Have you ever thought about languages, and how they develop over time?
Why do we say ‘tree’ when we look at a one of those green things outside our window, and where did the word ‘rose’ come from? (Can you tell that I am looking out of my window for inspiration?)
When we look at the links between the words that we use in English and those in a different country, we often find similarities. Information is the same in English, as in German and French, although the pronunciation is different.
The study of words is called etymology, and today Millie is going to explain a bit more about this, and tell us a bit about the word ‘JUMP’.
You probably do not know who the actor Hedy Lamarr was as her last film credit was in 1958. If you ask your parents they may have a vague recollection or at least know her name.
What they probably don’t realize is that she wasn’t only an actor. She was a philosopher and, most importantly this month as we remember the World Wars and the sacrifices made during those wars, she was an inventor. She and avant-garde composer George Antheil worked together to create the first broad-spectrum frequency hopping wireless communications.
“What on earth is that?”, you’re probably thinking!
You will all know what a ‘servant’ is, I am sure – Perhaps your Mum says that sometimes when you ask her to do too much for you ‘Do you think I am your servant?’ 🙂
Do you know we mean when we say ‘the gentry’? According to this website
The gentry were the people who were knights, squires, gentlemen and gentlewoman whose fortunes were great that they did not have to work with their hands for a living. Their numbers grew rapidly and became the most important class during Elizabethan time. They could start as a knight and through generations and marriages, they could gradually build a wealth and title. Most of the important people of this time came from this class.

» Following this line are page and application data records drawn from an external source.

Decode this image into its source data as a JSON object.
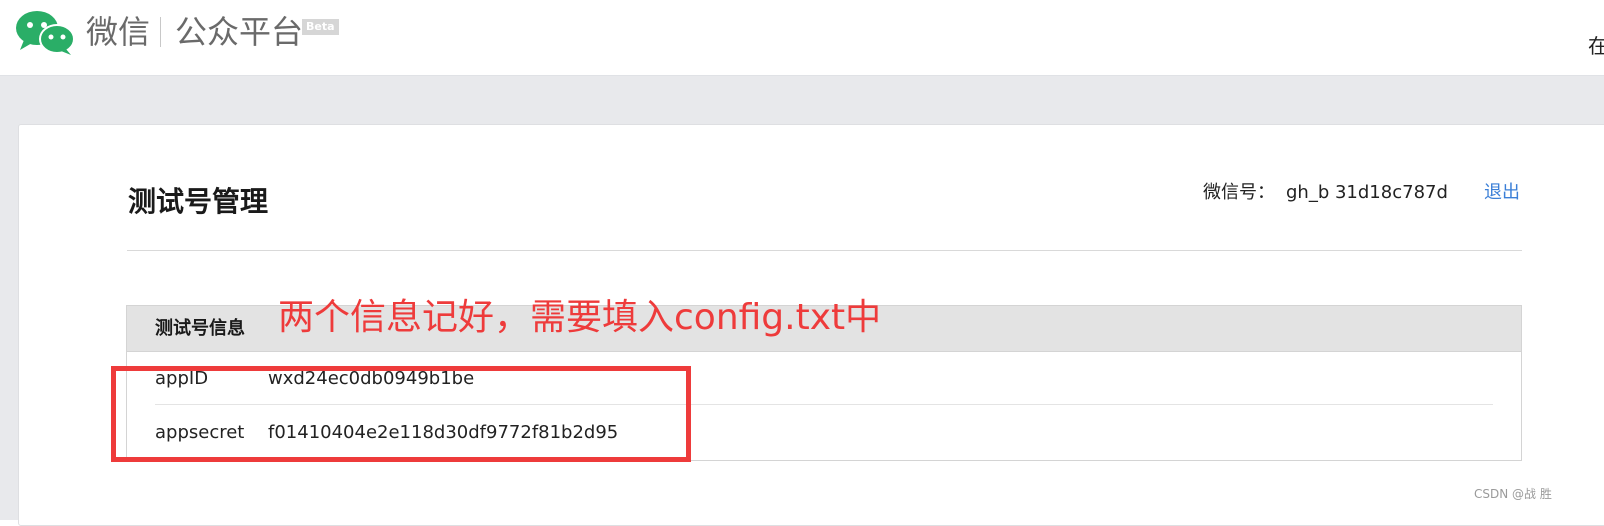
{
  "header": {
    "brand_weixin": "微信",
    "brand_platform": "公众平台",
    "beta_label": "Beta",
    "top_right_text": "在"
  },
  "page": {
    "title": "测试号管理",
    "wechat_id_label": "微信号：",
    "wechat_id_value": "gh_b  31d18c787d",
    "logout_label": "退出"
  },
  "info_panel": {
    "title": "测试号信息",
    "rows": [
      {
        "label": "appID",
        "value": "wxd24ec0db0949b1be"
      },
      {
        "label": "appsecret",
        "value": "f01410404e2e118d30df9772f81b2d95"
      }
    ]
  },
  "annotation": {
    "text": "两个信息记好，需要填入config.txt中",
    "color": "#ee3b3b"
  },
  "watermark": "CSDN @战 胜",
  "colors": {
    "link": "#3b7fd7",
    "wechat_green": "#2aae67",
    "page_bg": "#e8e9ec"
  },
  "icons": {
    "logo": "wechat-logo-icon"
  }
}
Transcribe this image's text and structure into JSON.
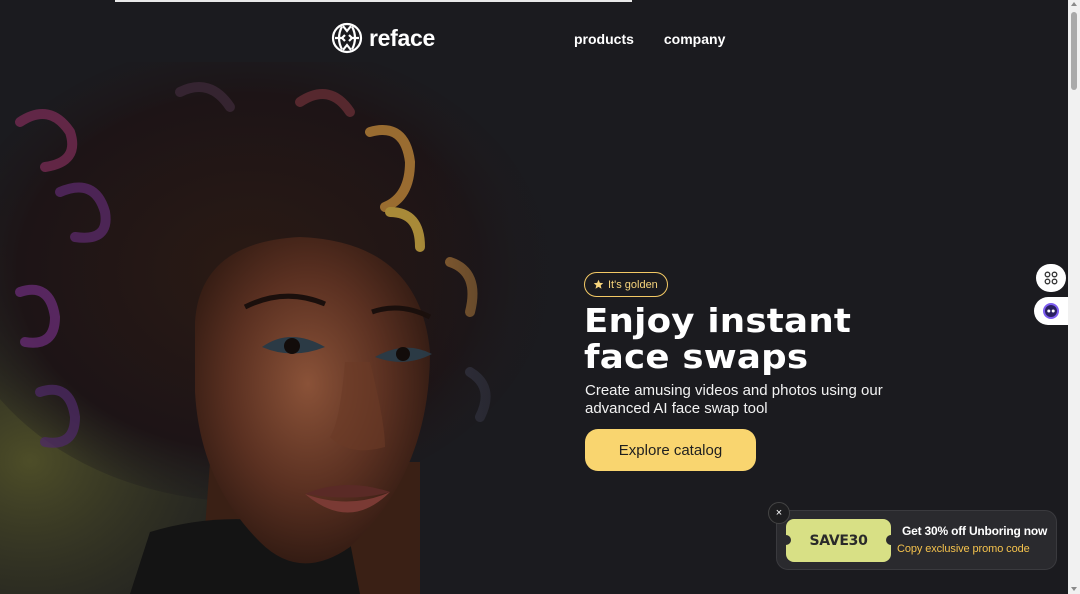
{
  "brand": {
    "name": "reface"
  },
  "nav": {
    "products": "products",
    "company": "company"
  },
  "hero": {
    "badge": "It's golden",
    "headline_line1": "Enjoy instant",
    "headline_line2": "face swaps",
    "subtext_line1": "Create amusing videos and photos using our",
    "subtext_line2": "advanced AI face swap tool",
    "cta": "Explore catalog"
  },
  "promo": {
    "close": "×",
    "code": "SAVE30",
    "title": "Get 30% off Unboring now",
    "subtitle": "Copy exclusive promo code"
  },
  "colors": {
    "background": "#1b1b1f",
    "accent_yellow": "#f9d56f",
    "coupon_green": "#d8e085",
    "promo_orange": "#f4c24d"
  },
  "icons": {
    "logo": "reface-logo-icon",
    "badge": "star-icon",
    "side1": "apps-grid-icon",
    "side2": "assistant-face-icon"
  }
}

Back in Tudor times (between 1485 and 1603), a person couldn’t choose to be born into the gentry. Today groups of people all over the world get together to reenact various periods of history, including the Tudor period.
Alison has been on both sides of the gentry/servant divide and tells us all about reenactments, making your own clothes and living like a Tudor girl, at least for a weekend.
This is the first in a series of posts by Sam Gouldson called Winter Wonderings. Sam will take a closer look at some of the amazing things that winter brings, such as snowflakes, ice and snow and explain the science behind the season!
You may have noticed that you can see your breath when the weather is cold, especially if you exhale really hard. But what causes this and why doesn’t it happen when it’s warm?